Road Trip

One thing we wanted to avoid during this cruise holiday was airline travel. Canadian airports have been a zoo as travel has resumed after the COVID shutdowns. We didn’t need long lineups and lost luggage.

There are only two US cruise ports within reasonable driving distance of Almonte. Cape Liberty in Bayonne NJ is the closest – about an 8 hour drive. Doing that in one day is not possible anyway if you want to make the departure time at the port. So we made a road trip out of our journey.

Our travels took us through Syracuse, Binghamton, Scranton with a stopover in Stroudsburg PA. We saw some spectacular fall colors in the Adirondacks and Poconos. Even a snapshot from our hotel room was quite lovely.

In Stroudsburg we were able to do some shopping and pick up some Bonamine just in case of rough seas ahead. The weather was great – no rain, sunny skies on our drive so far. After a restful night we were ready to push on to Bayonne.

Down to the Seas Again

If I may borrow a phrase from the English Poet Laureate John Masefield, it was time to go down to the seas again.

It had been more than three years since our family’s Transatlantic passage on Jewel of the Seas.
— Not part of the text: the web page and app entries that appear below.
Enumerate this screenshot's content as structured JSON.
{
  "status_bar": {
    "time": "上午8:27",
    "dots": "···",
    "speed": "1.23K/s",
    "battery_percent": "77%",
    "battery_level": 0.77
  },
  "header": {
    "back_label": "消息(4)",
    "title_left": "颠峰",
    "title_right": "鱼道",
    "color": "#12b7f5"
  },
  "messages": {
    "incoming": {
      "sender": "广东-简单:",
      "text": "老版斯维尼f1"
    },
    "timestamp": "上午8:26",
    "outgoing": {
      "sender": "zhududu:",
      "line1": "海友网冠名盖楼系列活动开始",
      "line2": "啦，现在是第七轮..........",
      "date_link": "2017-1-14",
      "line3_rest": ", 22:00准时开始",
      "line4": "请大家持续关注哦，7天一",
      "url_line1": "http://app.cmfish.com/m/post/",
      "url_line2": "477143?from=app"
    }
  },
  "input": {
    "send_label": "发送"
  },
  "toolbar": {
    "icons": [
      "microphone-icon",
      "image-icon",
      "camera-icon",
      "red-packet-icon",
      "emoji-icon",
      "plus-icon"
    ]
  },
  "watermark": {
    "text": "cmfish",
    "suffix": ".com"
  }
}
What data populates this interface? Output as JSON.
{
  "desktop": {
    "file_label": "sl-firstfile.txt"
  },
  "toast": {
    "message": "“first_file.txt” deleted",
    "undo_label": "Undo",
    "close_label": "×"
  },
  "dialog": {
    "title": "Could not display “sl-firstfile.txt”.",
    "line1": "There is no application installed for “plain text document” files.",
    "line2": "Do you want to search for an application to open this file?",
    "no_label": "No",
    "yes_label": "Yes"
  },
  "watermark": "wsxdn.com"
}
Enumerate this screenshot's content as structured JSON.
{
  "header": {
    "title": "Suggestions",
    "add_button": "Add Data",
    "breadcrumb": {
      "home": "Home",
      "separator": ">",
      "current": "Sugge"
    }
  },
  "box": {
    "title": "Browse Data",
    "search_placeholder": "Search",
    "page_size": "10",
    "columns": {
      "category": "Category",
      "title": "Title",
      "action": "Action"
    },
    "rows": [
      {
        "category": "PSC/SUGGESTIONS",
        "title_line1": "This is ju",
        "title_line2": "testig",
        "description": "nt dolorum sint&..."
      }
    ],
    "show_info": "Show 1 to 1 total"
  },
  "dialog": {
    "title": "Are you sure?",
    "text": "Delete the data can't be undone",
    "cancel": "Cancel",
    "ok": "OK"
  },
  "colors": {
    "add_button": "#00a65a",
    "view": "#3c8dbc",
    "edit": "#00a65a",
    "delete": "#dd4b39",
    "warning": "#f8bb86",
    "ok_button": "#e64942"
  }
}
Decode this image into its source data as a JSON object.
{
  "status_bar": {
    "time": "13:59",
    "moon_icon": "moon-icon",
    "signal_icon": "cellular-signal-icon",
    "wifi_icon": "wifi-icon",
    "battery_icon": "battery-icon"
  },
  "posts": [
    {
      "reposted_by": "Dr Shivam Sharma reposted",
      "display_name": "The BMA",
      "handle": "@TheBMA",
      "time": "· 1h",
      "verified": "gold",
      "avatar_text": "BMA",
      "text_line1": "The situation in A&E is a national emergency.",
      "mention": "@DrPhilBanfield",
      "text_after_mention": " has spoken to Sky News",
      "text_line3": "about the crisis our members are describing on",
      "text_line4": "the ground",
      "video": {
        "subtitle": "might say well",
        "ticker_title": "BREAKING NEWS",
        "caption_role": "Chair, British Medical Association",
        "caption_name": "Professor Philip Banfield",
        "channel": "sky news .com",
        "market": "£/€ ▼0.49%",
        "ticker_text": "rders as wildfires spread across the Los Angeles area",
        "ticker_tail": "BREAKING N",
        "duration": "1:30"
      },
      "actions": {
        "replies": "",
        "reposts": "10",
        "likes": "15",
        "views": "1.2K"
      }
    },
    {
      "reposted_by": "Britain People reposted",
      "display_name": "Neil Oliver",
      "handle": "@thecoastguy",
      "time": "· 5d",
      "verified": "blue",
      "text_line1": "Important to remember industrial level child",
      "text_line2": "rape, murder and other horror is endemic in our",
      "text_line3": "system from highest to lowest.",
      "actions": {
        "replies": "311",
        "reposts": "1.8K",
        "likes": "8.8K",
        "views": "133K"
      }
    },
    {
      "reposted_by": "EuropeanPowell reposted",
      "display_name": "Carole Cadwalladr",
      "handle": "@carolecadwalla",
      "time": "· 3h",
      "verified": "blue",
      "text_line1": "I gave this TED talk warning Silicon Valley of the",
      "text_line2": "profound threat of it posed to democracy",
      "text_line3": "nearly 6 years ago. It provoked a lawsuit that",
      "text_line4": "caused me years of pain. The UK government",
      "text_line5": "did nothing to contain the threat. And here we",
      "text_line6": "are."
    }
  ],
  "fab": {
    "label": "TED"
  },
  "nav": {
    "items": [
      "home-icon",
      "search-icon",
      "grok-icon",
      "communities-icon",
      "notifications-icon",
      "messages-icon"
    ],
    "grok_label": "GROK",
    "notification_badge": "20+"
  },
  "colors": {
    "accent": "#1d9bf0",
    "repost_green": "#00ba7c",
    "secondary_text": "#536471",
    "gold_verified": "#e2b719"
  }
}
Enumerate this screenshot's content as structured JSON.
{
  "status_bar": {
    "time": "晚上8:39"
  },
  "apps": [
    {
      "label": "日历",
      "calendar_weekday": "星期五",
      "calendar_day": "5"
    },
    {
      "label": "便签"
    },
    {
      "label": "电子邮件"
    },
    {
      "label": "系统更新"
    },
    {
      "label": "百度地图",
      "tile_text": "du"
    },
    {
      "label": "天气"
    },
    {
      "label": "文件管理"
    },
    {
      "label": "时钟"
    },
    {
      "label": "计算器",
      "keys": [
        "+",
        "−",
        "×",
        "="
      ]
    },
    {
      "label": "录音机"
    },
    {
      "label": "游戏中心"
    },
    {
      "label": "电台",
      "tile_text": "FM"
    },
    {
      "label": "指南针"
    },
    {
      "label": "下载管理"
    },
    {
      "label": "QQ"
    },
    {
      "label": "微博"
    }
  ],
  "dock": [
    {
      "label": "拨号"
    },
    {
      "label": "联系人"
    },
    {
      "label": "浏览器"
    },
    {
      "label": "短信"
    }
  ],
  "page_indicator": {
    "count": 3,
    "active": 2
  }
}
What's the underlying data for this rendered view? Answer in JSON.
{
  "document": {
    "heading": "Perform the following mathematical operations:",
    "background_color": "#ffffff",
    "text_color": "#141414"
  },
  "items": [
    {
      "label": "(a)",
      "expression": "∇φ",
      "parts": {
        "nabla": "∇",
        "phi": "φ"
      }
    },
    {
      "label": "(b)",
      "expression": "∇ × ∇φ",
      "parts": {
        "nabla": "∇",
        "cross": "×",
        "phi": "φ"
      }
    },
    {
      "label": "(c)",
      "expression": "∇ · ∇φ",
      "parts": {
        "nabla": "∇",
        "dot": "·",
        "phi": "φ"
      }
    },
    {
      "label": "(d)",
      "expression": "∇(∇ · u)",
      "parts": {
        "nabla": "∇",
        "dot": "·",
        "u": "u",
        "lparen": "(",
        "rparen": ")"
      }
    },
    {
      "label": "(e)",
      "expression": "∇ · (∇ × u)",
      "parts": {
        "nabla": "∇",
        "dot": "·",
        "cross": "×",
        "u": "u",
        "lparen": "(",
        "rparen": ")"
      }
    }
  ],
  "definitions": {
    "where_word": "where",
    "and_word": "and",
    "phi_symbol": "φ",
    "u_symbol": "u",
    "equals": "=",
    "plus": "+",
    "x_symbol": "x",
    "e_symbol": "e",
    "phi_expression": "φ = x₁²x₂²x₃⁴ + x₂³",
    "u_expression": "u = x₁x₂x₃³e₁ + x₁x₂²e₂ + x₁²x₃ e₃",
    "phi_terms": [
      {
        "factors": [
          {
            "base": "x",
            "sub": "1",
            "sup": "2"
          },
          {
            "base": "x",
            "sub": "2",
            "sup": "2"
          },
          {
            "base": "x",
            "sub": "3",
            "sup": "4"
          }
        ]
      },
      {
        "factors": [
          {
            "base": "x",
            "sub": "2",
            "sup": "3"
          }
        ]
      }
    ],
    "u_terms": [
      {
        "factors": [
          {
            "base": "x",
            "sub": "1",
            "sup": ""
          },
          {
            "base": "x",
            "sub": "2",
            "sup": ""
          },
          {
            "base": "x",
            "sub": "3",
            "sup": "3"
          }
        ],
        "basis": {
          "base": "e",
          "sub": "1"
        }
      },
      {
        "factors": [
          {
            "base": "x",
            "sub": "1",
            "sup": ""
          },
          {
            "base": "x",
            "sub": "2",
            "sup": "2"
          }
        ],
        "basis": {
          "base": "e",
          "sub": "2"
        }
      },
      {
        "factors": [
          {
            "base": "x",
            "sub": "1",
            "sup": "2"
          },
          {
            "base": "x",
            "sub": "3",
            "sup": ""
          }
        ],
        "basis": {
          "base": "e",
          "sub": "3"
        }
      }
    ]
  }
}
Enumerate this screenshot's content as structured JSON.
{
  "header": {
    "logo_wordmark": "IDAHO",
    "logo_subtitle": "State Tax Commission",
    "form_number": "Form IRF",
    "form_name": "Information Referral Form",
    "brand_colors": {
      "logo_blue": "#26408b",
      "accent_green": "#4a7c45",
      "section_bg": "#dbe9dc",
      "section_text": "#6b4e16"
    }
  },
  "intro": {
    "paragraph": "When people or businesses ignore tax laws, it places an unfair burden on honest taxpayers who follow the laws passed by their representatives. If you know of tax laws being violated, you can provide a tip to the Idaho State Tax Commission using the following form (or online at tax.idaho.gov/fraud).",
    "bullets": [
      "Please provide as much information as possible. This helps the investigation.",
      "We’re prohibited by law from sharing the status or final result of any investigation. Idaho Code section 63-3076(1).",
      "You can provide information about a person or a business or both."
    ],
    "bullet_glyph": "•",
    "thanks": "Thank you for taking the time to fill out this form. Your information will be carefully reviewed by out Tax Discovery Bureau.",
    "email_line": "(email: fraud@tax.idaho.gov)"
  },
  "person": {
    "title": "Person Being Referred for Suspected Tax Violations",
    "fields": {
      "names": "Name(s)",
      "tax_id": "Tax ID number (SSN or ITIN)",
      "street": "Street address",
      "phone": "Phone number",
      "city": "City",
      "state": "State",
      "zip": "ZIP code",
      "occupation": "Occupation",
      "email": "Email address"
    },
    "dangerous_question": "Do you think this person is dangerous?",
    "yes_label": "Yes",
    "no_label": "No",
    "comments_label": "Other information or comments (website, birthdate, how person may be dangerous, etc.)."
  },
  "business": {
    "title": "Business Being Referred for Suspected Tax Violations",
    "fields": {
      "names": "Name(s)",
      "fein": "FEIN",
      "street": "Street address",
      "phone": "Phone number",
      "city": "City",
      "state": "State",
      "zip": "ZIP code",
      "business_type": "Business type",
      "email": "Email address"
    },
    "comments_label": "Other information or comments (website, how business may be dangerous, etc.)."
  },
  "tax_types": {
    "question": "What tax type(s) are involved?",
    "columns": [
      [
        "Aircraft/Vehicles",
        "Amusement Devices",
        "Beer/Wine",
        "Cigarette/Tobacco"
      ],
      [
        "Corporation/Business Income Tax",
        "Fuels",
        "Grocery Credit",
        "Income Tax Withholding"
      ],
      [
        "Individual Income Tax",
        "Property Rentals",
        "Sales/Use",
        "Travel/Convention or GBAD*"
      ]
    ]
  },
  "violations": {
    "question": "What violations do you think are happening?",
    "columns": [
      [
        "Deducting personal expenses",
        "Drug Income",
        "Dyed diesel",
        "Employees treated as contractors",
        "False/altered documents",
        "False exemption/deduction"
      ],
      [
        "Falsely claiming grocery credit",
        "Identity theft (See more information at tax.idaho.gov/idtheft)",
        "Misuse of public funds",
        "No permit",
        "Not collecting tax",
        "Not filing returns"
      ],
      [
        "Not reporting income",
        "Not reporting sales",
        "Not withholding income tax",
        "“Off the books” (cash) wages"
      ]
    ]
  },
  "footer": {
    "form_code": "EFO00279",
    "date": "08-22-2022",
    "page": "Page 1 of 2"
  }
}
Maria and I had planned another Transatlantic – Mediterranean back to back on the smaller Rhapsody of the Seas in April 2020. Just the two of us this time.

Of course COVID happened, our cruises got canceled, and we received a bunch of “Cruise with Confidence” credits. Not that we were ever that confident. But we had to book something by the end of 2022 or lose our money. So it was that we ended up on the much larger Adventure of the Seas, with a New England and Canada itinerary.

We made sure we had lots of masks, got our 5th COVID shot. And then we crossed our fingers and hoped for the best. At the very least I would get to see “a grey mist on the seas’s face, and a grey dawn breaking.” It just doesn’t get any better than that.

Sweet Susie

When my youngest grandchild was born, our pastor in Almonte asked her name. I told him “Susannah.” He said: “Wow, that is really Biblical.”

I hope they were good dancers back in Old Testament times, because Susannah really loves to dance.

She loves to play cards and board games too – and she is as talented as her Mother was at that age. She loves to zap Grandpa just as much as the older two when it comes to Chase the Ace or Uno.

Susannah is doing very well academically, and it’ll only be a couple of years before she follows her siblings into middle school.

She’s started to call herself Susie lately and we old folks like that just as much as her formal, Biblical name.

We are sorry to miss her special 9th birthday tomorrow, but the kids manage to keep a birthday festival going for a week or so, so we’ll catch up after we get back from our holiday.

Happy birthday, dear Susannah and Nonna and Grandpa send you much love.

cww trust seal